By Mike Borish
1-30-19 Our 80017A version 2.0 is now for sale. We are offering them in sets of 6 for $149 US and single ICs for $30. We are currently in the process of updating our website with e-commerce features.
You can purchase our replacement ICs here:
A few times a week, I get a call from somebody shopping around for a technician to repair their Roland Juno 106, Roland MKS-30, Roland HS-60, Roland GR-700, or Roland MKS-7. Generally, the prospective customer wants to know if I’m familiar with X problem, a problem almost always rooted in failing IC’s that are the topic of this article, and how much it will cost to fix it. Unfortunately, this is a difficult question to answer and I’ll elaborate on it in a minute. First off, the self proclaimed experts out there have totally screwed up the service market for these models. Based on my professional opinion, part replacement by a competent technician is the only long term repair option available and the parts alone cost from $150 to $250, not including my labor.. Furthermore, you need special tools to calibrate the synthesizer after any work has been done to it, so this is not really a DIY job. I have a 3 week turn around time. I am no longer providing epoxy stripping services and have my own proprietary line of 80017a ICs. MC5534a ICs are coming soon.

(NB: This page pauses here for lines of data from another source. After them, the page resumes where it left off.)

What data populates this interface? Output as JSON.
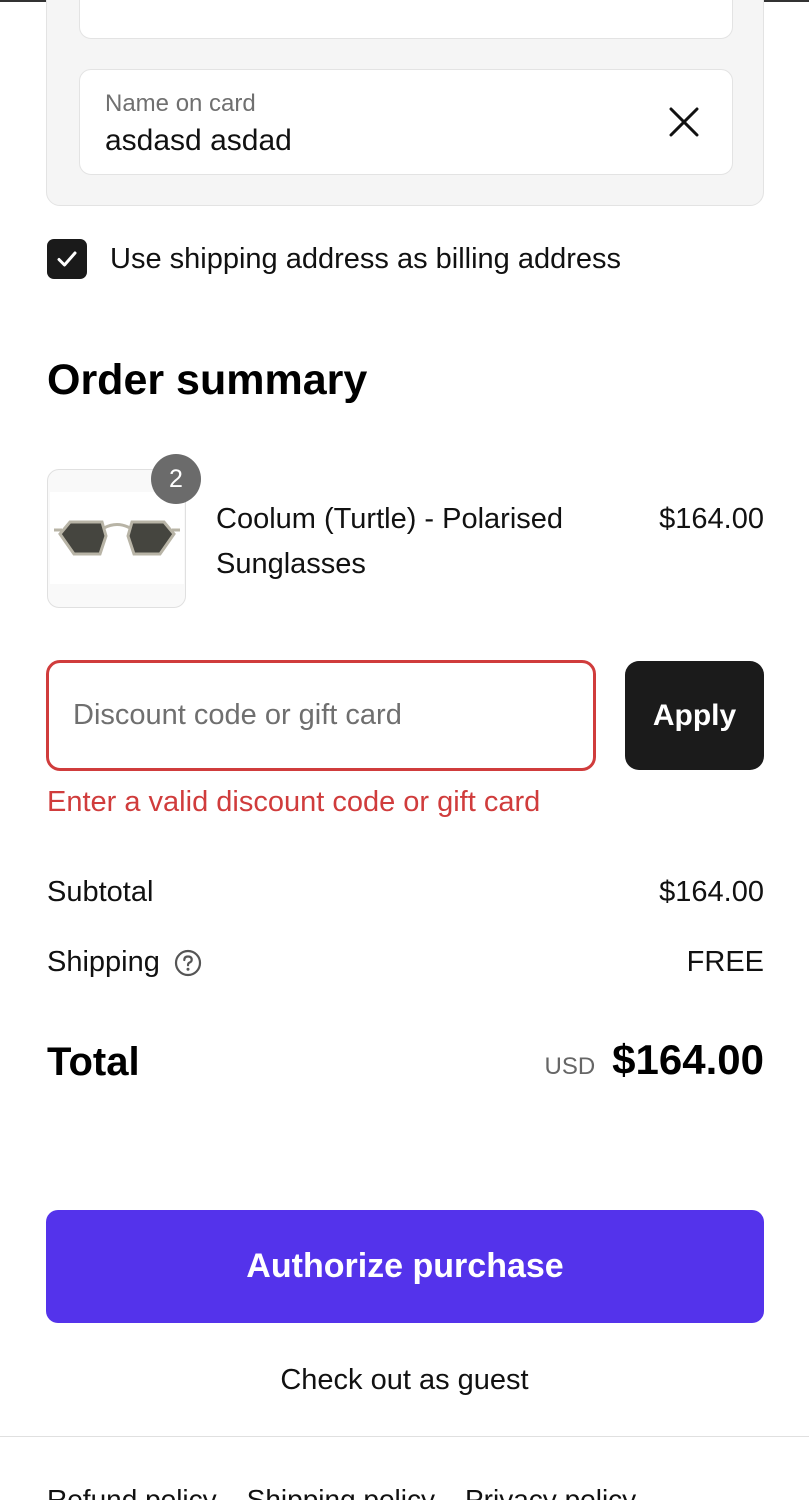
{
  "payment": {
    "name_on_card": {
      "label": "Name on card",
      "value": "asdasd asdad"
    }
  },
  "billing": {
    "checked": true,
    "label": "Use shipping address as billing address"
  },
  "order_summary": {
    "title": "Order summary",
    "item": {
      "quantity": "2",
      "name": "Coolum (Turtle) - Polarised Sunglasses",
      "price": "$164.00"
    },
    "discount": {
      "placeholder": "Discount code or gift card",
      "apply_label": "Apply",
      "error": "Enter a valid discount code or gift card"
    },
    "subtotal": {
      "label": "Subtotal",
      "value": "$164.00"
    },
    "shipping": {
      "label": "Shipping",
      "value": "FREE"
    },
    "total": {
      "label": "Total",
      "currency": "USD",
      "value": "$164.00"
    }
  },
  "actions": {
    "authorize_label": "Authorize purchase",
    "guest_label": "Check out as guest"
  },
  "footer": {
    "links": [
      "Refund policy",
      "Shipping policy",
      "Privacy policy"
    ]
  },
  "colors": {
    "primary_button": "#5433eb",
    "error": "#d03c3c",
    "dark_button": "#1b1b1b"
  }
}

Before I get started with this rant, all of the above listed synths are grouped together because they have common proprietary Roland parts in them, the Roland 80017a VCF/VCA ICs and the Roland MC5534a waveshaper ICs. These proprietary Roland parts suffer from a bunch of very common problems that are worth talking about and, contrary to what you might have heard, there isn’t really a realistic solution to repair them.
The Roland 80017a and MC5534a ICs are odd looking ceramic substrates with electrical parts mounted to them that are sealed in an epoxy coating. These ICs fail because of this epoxy coating interfering with the components mounted to them. About 10? years ago, somebody on the net posted a video with a solution to salvage a 80017a. The solution is to strip the epoxy coating from them and hey, they work again… most of the time. Unfortunately, there are two ways that the epoxy interferes with the substrates and/or components and at least 3 failure modes related to issues created by the epoxy. Stripping the epoxy only solves one failure mode, buys you a bit of time related to the second failure mode, and simply can’t resurrect a damaged component or failed MC5534a. If this isn’t complicated enough already, removing the epoxy removes a heat dissipation conduit for the surface mounted resistors – effectively making them more prone to thermal induced failure!!
The three failure modes of the 80017a are: stress from the epoxy actually breaking physical connections from component to component on the substrate, the parasitic electrical properties of the epoxy interfering with the electrical values of the components, and downright failure of components due to stress caused by the above two failures. The first problem can sometimes be fixed depending on the break and your interpretation of the time = money equation. Unfortunately, stripping the 80017a can only address the surface issues and epoxy lurking under the ICs, which can’t be removed, can still break the connections. Basically, the epoxy expands and contracts from heat when your synth warms up. The second problem can usually be fixed by simply removing the epoxy, and if you’re unfortunate enough to have an IC with the third problem, you need to buy a new one. Removing the ICs with low quality tools will damage the board that they are mounted on and your synth will not work.
Hey, if you made it this far, good for you. I know of a few companies out there manufacturing new MC5534a and 80017a. Some are better than others. Some shops claim to be specialists in epoxy stripping. In conclusion, and based on my own research, the epoxy stripping method just doesn’t work and you will need to replace the chips eventually.
The Roland 80017A Ceramic IC In a Sealed Epoxy Coating